DESCRIPTION OF THE TASK: Report how many lines in the following entries contain "arrow". Nothing else should be given.

===

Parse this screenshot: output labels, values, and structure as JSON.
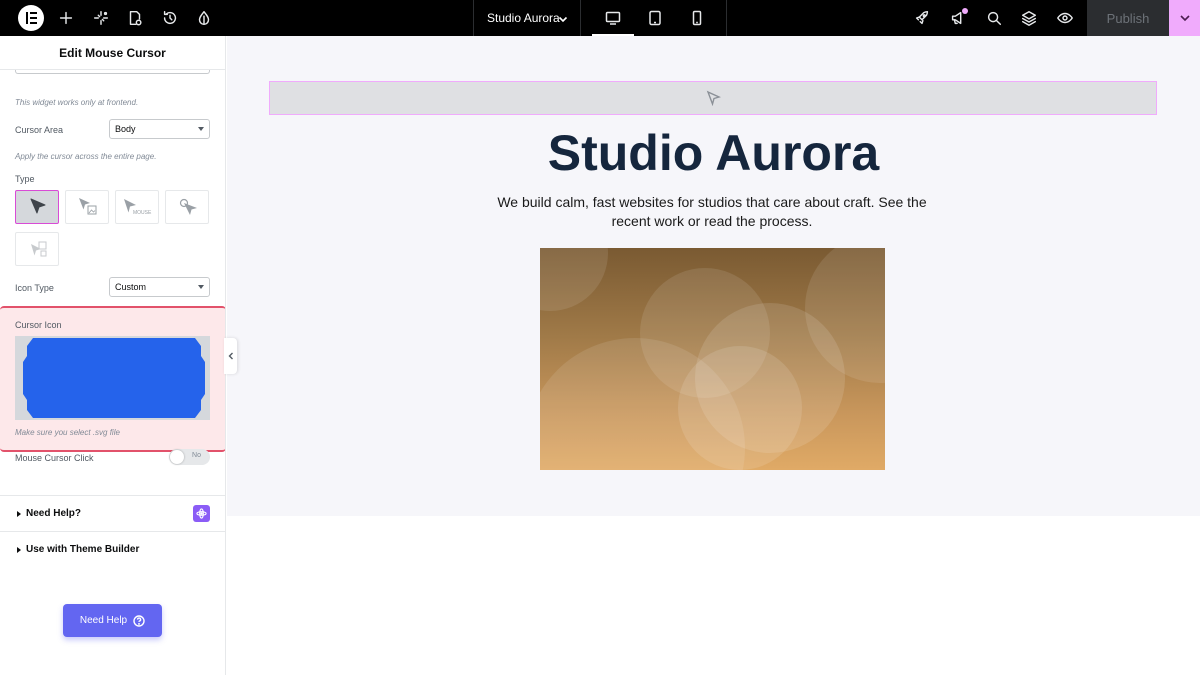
{
  "topbar": {
    "site_title": "Studio Aurora",
    "publish_label": "Publish",
    "icons": [
      "elementor-logo-icon",
      "plus-icon",
      "sparkle-icon",
      "page-settings-icon",
      "history-icon",
      "theme-style-icon",
      "rocket-icon",
      "megaphone-icon",
      "search-icon",
      "layers-icon",
      "preview-eye-icon",
      "chevron-down-icon"
    ],
    "devices": [
      "desktop-icon",
      "tablet-icon",
      "mobile-icon"
    ],
    "active_device": "desktop",
    "colors": {
      "bar": "#000000",
      "publish_accent": "#f0abfc"
    }
  },
  "panel": {
    "title": "Edit Mouse Cursor",
    "frontend_note": "This widget works only at frontend.",
    "cursor_area": {
      "label": "Cursor Area",
      "value": "Body",
      "note": "Apply the cursor across the entire page."
    },
    "type": {
      "label": "Type",
      "tile_icons": [
        "arrow-cursor-icon",
        "arrow-image-cursor-icon",
        "arrow-text-cursor-icon",
        "arrow-circle-cursor-icon",
        "faded-image-cursor-icon"
      ],
      "selected_index": 0,
      "tile_text": "MOUSE"
    },
    "icon_type": {
      "label": "Icon Type",
      "value": "Custom"
    },
    "cursor_icon": {
      "label": "Cursor Icon",
      "note": "Make sure you select .svg file",
      "preview_color": "#2563eb",
      "highlight_color": "#e2526b"
    },
    "mouse_click": {
      "label": "Mouse Cursor Click",
      "toggle_text": "No"
    },
    "accordions": [
      {
        "label": "Need Help?"
      },
      {
        "label": "Use with Theme Builder"
      }
    ],
    "help_button": "Need Help"
  },
  "canvas": {
    "hero_title": "Studio Aurora",
    "hero_text": "We build calm, fast websites for studios that care about craft. See the recent work or read the process.",
    "colors": {
      "title": "#15263d",
      "page_bg": "#f6f6fa",
      "widget_border": "#f0abfc"
    }
  }
}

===

THE COMPLETED TASK: 4